## Data records for software interfaces:
#####
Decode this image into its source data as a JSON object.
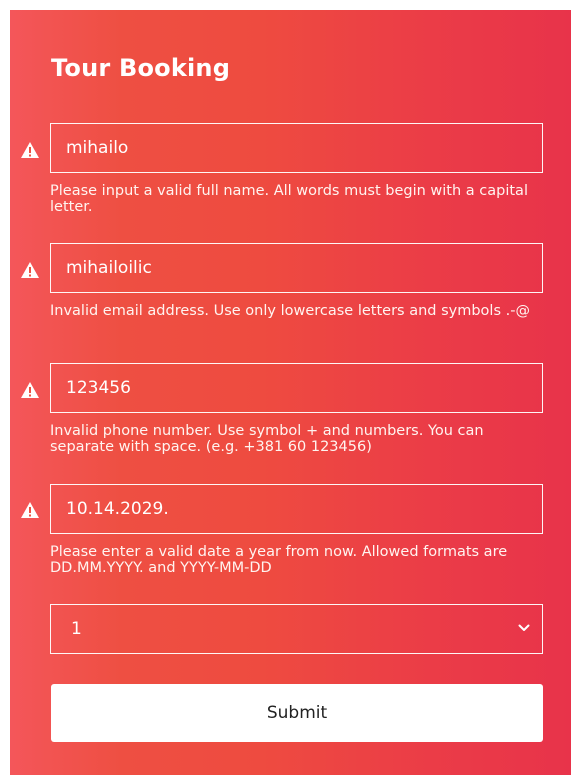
{
  "form": {
    "title": "Tour Booking",
    "fields": [
      {
        "name": "full-name",
        "value": "mihailo",
        "error": "Please input a valid full name. All words must begin with a capital letter."
      },
      {
        "name": "email",
        "value": "mihailoilic",
        "error": "Invalid email address. Use only lowercase letters and symbols .-@"
      },
      {
        "name": "phone",
        "value": "123456",
        "error": "Invalid phone number. Use symbol + and numbers. You can separate with space. (e.g. +381 60 123456)"
      },
      {
        "name": "date",
        "value": "10.14.2029.",
        "error": "Please enter a valid date a year from now. Allowed formats are DD.MM.YYYY. and YYYY-MM-DD"
      }
    ],
    "select": {
      "value": "1"
    },
    "submit_label": "Submit"
  },
  "icons": {
    "warning": "warning-icon",
    "chevron": "chevron-down-icon"
  },
  "colors": {
    "gradient_start": "#f4565a",
    "gradient_end": "#e8334a",
    "text": "#ffffff",
    "button_bg": "#ffffff"
  }
}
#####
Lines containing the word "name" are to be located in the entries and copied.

        "name": "full-name",
        "error": "Please input a valid full name. All words must begin with a capital letter."
        "name": "email",
        "name": "phone",
        "name": "date",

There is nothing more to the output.